App and web page records
⟨
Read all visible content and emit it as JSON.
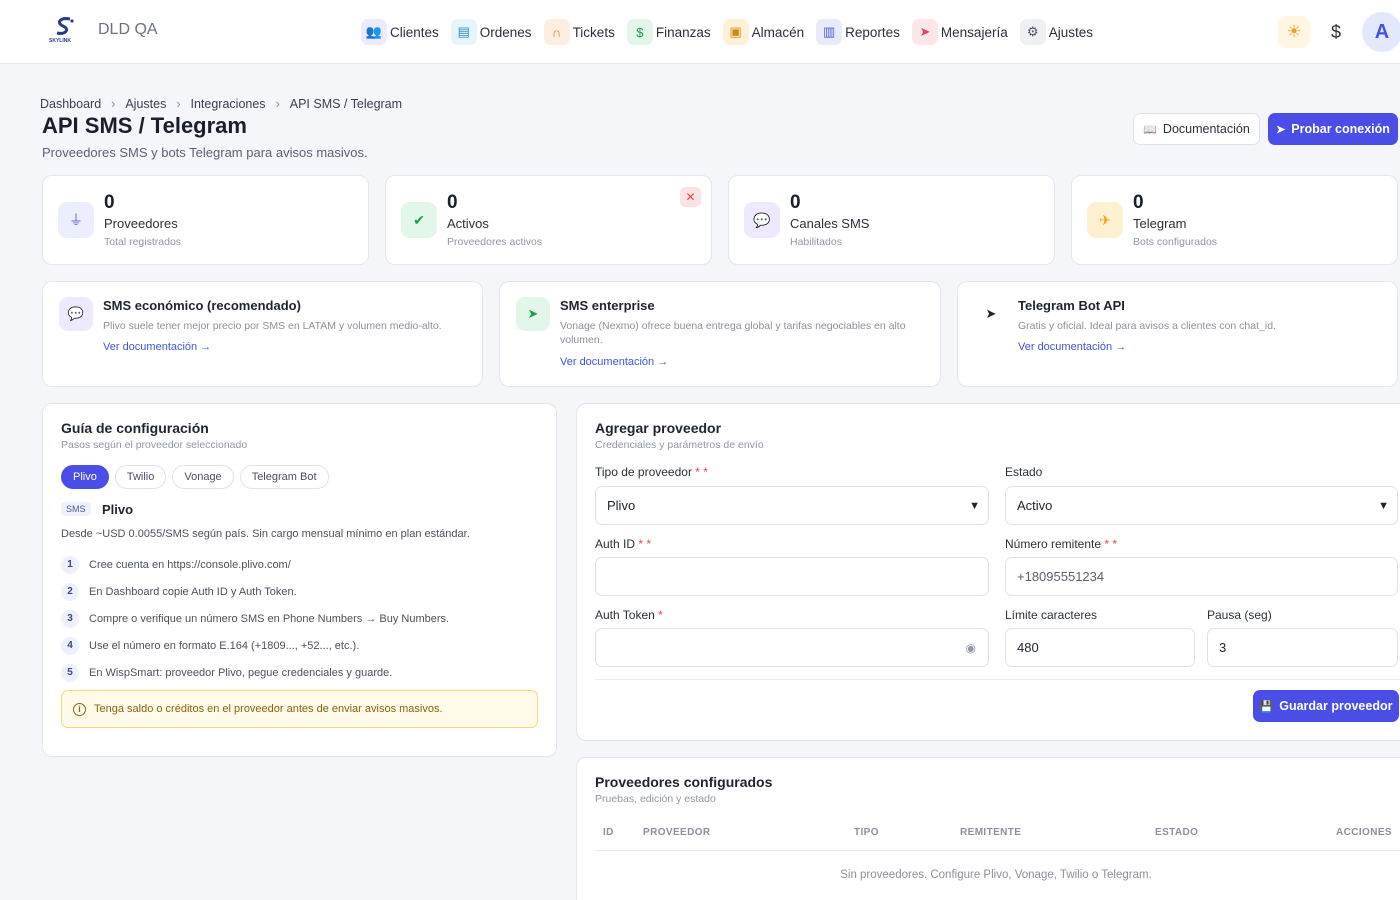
{
  "app": {
    "brand": "DLD QA",
    "logo_text": "SKYLINK"
  },
  "nav": [
    {
      "label": "Clientes",
      "icon": "users-icon"
    },
    {
      "label": "Ordenes",
      "icon": "document-icon"
    },
    {
      "label": "Tickets",
      "icon": "headset-icon"
    },
    {
      "label": "Finanzas",
      "icon": "dollar-icon"
    },
    {
      "label": "Almacén",
      "icon": "box-icon"
    },
    {
      "label": "Reportes",
      "icon": "chart-icon"
    },
    {
      "label": "Mensajería",
      "icon": "send-icon"
    },
    {
      "label": "Ajustes",
      "icon": "gear-icon"
    }
  ],
  "user": {
    "avatar": "A"
  },
  "breadcrumb": [
    "Dashboard",
    "Ajustes",
    "Integraciones",
    "API SMS / Telegram"
  ],
  "header": {
    "title": "API SMS / Telegram",
    "subtitle": "Proveedores SMS y bots Telegram para avisos masivos.",
    "doc_button": "Documentación",
    "test_button": "Probar conexión"
  },
  "stats": [
    {
      "value": "0",
      "label": "Proveedores",
      "sub": "Total registrados",
      "color": "#5b5ee8"
    },
    {
      "value": "0",
      "label": "Activos",
      "sub": "Proveedores activos",
      "color": "#16a34a"
    },
    {
      "value": "0",
      "label": "Canales SMS",
      "sub": "Habilitados",
      "color": "#8b5cf6"
    },
    {
      "value": "0",
      "label": "Telegram",
      "sub": "Bots configurados",
      "color": "#f59e0b"
    }
  ],
  "info_cards": [
    {
      "title": "SMS económico (recomendado)",
      "desc": "Plivo suele tener mejor precio por SMS en LATAM y volumen medio-alto.",
      "link": "Ver documentación →"
    },
    {
      "title": "SMS enterprise",
      "desc": "Vonage (Nexmo) ofrece buena entrega global y tarifas negociables en alto volumen.",
      "link": "Ver documentación →"
    },
    {
      "title": "Telegram Bot API",
      "desc": "Gratis y oficial. Ideal para avisos a clientes con chat_id.",
      "link": "Ver documentación →"
    }
  ],
  "guide": {
    "title": "Guía de configuración",
    "subtitle": "Pasos según el proveedor seleccionado",
    "tabs": [
      "Plivo",
      "Twilio",
      "Vonage",
      "Telegram Bot"
    ],
    "badge": "SMS",
    "name": "Plivo",
    "desc": "Desde ~USD 0.0055/SMS según país. Sin cargo mensual mínimo en plan estándar.",
    "steps": [
      {
        "n": "1",
        "text": "Cree cuenta en https://console.plivo.com/"
      },
      {
        "n": "2",
        "text": "En Dashboard copie Auth ID y Auth Token."
      },
      {
        "n": "3",
        "text": "Compre o verifique un número SMS en Phone Numbers → Buy Numbers."
      },
      {
        "n": "4",
        "text": "Use el número en formato E.164 (+1809..., +52..., etc.)."
      },
      {
        "n": "5",
        "text": "En WispSmart: proveedor Plivo, pegue credenciales y guarde."
      }
    ],
    "warning": "Tenga saldo o créditos en el proveedor antes de enviar avisos masivos."
  },
  "form": {
    "title": "Agregar proveedor",
    "subtitle": "Credenciales y parámetros de envío",
    "provider_type_label": "Tipo de proveedor",
    "provider_type_value": "Plivo",
    "status_label": "Estado",
    "status_value": "Activo",
    "auth_id_label": "Auth ID",
    "auth_id_value": "",
    "sender_label": "Número remitente",
    "sender_placeholder": "+18095551234",
    "auth_token_label": "Auth Token",
    "auth_token_value": "",
    "char_limit_label": "Límite caracteres",
    "char_limit_value": "480",
    "pause_label": "Pausa (seg)",
    "pause_value": "3",
    "save_button": "Guardar proveedor"
  },
  "providers_table": {
    "title": "Proveedores configurados",
    "subtitle": "Pruebas, edición y estado",
    "columns": [
      "ID",
      "PROVEEDOR",
      "TIPO",
      "REMITENTE",
      "ESTADO",
      "ACCIONES"
    ],
    "empty": "Sin proveedores. Configure Plivo, Vonage, Twilio o Telegram."
  }
}
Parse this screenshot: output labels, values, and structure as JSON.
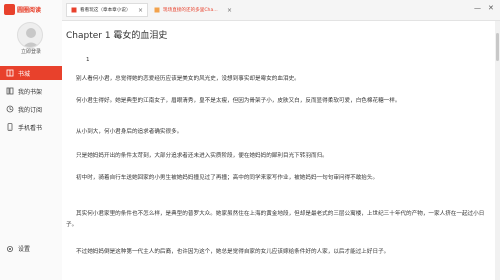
{
  "app": {
    "logo_text": "圆圈阅读"
  },
  "sidebar": {
    "login_label": "立即登录",
    "items": [
      {
        "label": "书城",
        "icon": "bookstore-icon",
        "active": true
      },
      {
        "label": "我的书架",
        "icon": "bookshelf-icon",
        "active": false
      },
      {
        "label": "我的订阅",
        "icon": "subscription-icon",
        "active": false
      },
      {
        "label": "手机看书",
        "icon": "phone-icon",
        "active": false
      }
    ],
    "settings_label": "设置"
  },
  "tabs": [
    {
      "label": "看看玩这（章本章小说）",
      "active": true
    },
    {
      "label": "现场直接的还的多里Cha...",
      "active": false
    }
  ],
  "reader": {
    "chapter_title": "Chapter 1 霉女的血泪史",
    "paragraphs": [
      "1",
      "别人看何小君，总觉得她的恋爱经历应该是美女的风光史，没想到事实却是霉女的血泪史。",
      "何小君生得好。她是典型的江南女子，眉眼清秀，皇不是太瘦，但因为骨架子小，皮肤又白，反而显得柔软可爱，白色棉花糖一样。",
      "从小到大，何小君身后的追求者确实很多。",
      "只是她妈妈开出的条件太苛刻，大部分追求者还未进入实质阶段，便在她妈妈的犀利目光下转羽而归。",
      "初中时，骑着自行车送她回家的小男生被她妈妈撞见过了再撞；高中的同学来家写作业，被她妈妈一句句审问得不敢抬头。",
      "其实何小君家里的条件也不怎么样，是典型的普罗大众。她家虽然住在上海的黄金地段，但却是最老式的三层公寓楼，上世纪三十年代的产物，一家人挤在一起过小日子。",
      "不过她妈妈倒是这种第一代主人的后裔，也许因为这个，她总是觉得自家的女儿应该嫁给条件好的人家，以后才能过上好日子。"
    ]
  }
}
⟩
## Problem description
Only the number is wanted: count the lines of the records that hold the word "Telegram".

## Answer to this task
7